• **ASSIGNED TASK**
Each line of the data must be copied exactly.

────

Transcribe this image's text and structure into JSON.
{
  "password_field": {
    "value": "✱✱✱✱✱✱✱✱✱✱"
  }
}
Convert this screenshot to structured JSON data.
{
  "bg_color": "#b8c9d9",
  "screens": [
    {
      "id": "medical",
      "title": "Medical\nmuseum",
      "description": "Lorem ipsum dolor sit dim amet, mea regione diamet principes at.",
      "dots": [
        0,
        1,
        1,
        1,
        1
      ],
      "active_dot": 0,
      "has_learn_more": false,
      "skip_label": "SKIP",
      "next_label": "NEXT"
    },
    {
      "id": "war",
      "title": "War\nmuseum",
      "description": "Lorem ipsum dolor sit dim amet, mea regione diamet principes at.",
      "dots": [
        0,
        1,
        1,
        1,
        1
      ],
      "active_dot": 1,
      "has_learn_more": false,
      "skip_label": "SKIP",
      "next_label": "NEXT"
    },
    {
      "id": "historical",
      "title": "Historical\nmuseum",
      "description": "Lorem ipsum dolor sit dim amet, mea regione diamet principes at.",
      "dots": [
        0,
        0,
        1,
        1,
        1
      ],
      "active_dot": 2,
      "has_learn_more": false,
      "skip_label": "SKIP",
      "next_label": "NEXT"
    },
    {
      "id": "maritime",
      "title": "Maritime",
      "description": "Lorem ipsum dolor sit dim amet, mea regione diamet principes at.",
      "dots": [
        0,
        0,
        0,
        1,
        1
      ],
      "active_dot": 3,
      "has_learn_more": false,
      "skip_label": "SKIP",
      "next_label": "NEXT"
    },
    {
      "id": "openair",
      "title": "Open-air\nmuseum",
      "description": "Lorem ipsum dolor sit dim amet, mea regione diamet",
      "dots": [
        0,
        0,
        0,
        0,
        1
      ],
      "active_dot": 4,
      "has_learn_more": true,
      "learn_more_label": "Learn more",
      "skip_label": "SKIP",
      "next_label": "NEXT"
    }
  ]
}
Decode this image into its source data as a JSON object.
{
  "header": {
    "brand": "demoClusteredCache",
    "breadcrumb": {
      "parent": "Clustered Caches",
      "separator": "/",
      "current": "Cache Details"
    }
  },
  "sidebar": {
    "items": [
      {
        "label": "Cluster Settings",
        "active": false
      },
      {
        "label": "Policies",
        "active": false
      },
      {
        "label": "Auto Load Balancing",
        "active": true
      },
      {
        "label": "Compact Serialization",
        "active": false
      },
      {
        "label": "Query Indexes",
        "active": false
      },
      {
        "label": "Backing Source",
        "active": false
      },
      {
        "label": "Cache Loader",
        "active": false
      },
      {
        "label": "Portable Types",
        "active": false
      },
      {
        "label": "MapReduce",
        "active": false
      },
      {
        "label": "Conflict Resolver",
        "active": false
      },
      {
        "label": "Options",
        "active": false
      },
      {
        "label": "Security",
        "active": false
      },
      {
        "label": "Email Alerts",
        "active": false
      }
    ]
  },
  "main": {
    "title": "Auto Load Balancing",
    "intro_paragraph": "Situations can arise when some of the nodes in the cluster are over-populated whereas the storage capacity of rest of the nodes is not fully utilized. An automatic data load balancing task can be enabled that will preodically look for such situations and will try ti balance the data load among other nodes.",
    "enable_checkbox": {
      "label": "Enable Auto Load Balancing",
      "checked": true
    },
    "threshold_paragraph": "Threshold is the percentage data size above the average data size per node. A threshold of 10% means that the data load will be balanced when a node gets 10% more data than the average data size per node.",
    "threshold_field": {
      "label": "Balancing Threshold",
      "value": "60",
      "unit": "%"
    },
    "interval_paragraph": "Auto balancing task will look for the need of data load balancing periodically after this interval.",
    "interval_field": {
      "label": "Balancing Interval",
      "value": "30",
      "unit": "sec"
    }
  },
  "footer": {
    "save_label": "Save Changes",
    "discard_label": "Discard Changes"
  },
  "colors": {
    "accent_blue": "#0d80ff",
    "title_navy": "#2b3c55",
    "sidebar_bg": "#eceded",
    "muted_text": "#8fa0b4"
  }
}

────

• **YOUR RESPONSE**
Transcribe this image's text and structure into JSON.
{
  "password_field": {
    "value": "✱✱✱✱✱✱✱✱✱✱"
  }
}
Convert this screenshot to structured JSON data.
{
  "bg_color": "#b8c9d9",
  "screens": [
    {
      "id": "medical",
      "title": "Medical\nmuseum",
      "description": "Lorem ipsum dolor sit dim amet, mea regione diamet principes at.",
      "dots": [
        0,
        1,
        1,
        1,
        1
      ],
      "active_dot": 0,
      "has_learn_more": false,
      "skip_label": "SKIP",
      "next_label": "NEXT"
    },
    {
      "id": "war",
      "title": "War\nmuseum",
      "description": "Lorem ipsum dolor sit dim amet, mea regione diamet principes at.",
      "dots": [
        0,
        1,
        1,
        1,
        1
      ],
      "active_dot": 1,
      "has_learn_more": false,
      "skip_label": "SKIP",
      "next_label": "NEXT"
    },
    {
      "id": "historical",
      "title": "Historical\nmuseum",
      "description": "Lorem ipsum dolor sit dim amet, mea regione diamet principes at.",
      "dots": [
        0,
        0,
        1,
        1,
        1
      ],
      "active_dot": 2,
      "has_learn_more": false,
      "skip_label": "SKIP",
      "next_label": "NEXT"
    },
    {
      "id": "maritime",
      "title": "Maritime",
      "description": "Lorem ipsum dolor sit dim amet, mea regione diamet principes at.",
      "dots": [
        0,
        0,
        0,
        1,
        1
      ],
      "active_dot": 3,
      "has_learn_more": false,
      "skip_label": "SKIP",
      "next_label": "NEXT"
    },
    {
      "id": "openair",
      "title": "Open-air\nmuseum",
      "description": "Lorem ipsum dolor sit dim amet, mea regione diamet",
      "dots": [
        0,
        0,
        0,
        0,
        1
      ],
      "active_dot": 4,
      "has_learn_more": true,
      "learn_more_label": "Learn more",
      "skip_label": "SKIP",
      "next_label": "NEXT"
    }
  ]
}
Decode this image into its source data as a JSON object.
{
  "header": {
    "brand": "demoClusteredCache",
    "breadcrumb": {
      "parent": "Clustered Caches",
      "separator": "/",
      "current": "Cache Details"
    }
  },
  "sidebar": {
    "items": [
      {
        "label": "Cluster Settings",
        "active": false
      },
      {
        "label": "Policies",
        "active": false
      },
      {
        "label": "Auto Load Balancing",
        "active": true
      },
      {
        "label": "Compact Serialization",
        "active": false
      },
      {
        "label": "Query Indexes",
        "active": false
      },
      {
        "label": "Backing Source",
        "active": false
      },
      {
        "label": "Cache Loader",
        "active": false
      },
      {
        "label": "Portable Types",
        "active": false
      },
      {
        "label": "MapReduce",
        "active": false
      },
      {
        "label": "Conflict Resolver",
        "active": false
      },
      {
        "label": "Options",
        "active": false
      },
      {
        "label": "Security",
        "active": false
      },
      {
        "label": "Email Alerts",
        "active": false
      }
    ]
  },
  "main": {
    "title": "Auto Load Balancing",
    "intro_paragraph": "Situations can arise when some of the nodes in the cluster are over-populated whereas the storage capacity of rest of the nodes is not fully utilized. An automatic data load balancing task can be enabled that will preodically look for such situations and will try ti balance the data load among other nodes.",
    "enable_checkbox": {
      "label": "Enable Auto Load Balancing",
      "checked": true
    },
    "threshold_paragraph": "Threshold is the percentage data size above the average data size per node. A threshold of 10% means that the data load will be balanced when a node gets 10% more data than the average data size per node.",
    "threshold_field": {
      "label": "Balancing Threshold",
      "value": "60",
      "unit": "%"
    },
    "interval_paragraph": "Auto balancing task will look for the need of data load balancing periodically after this interval.",
    "interval_field": {
      "label": "Balancing Interval",
      "value": "30",
      "unit": "sec"
    }
  },
  "footer": {
    "save_label": "Save Changes",
    "discard_label": "Discard Changes"
  },
  "colors": {
    "accent_blue": "#0d80ff",
    "title_navy": "#2b3c55",
    "sidebar_bg": "#eceded",
    "muted_text": "#8fa0b4"
  }
}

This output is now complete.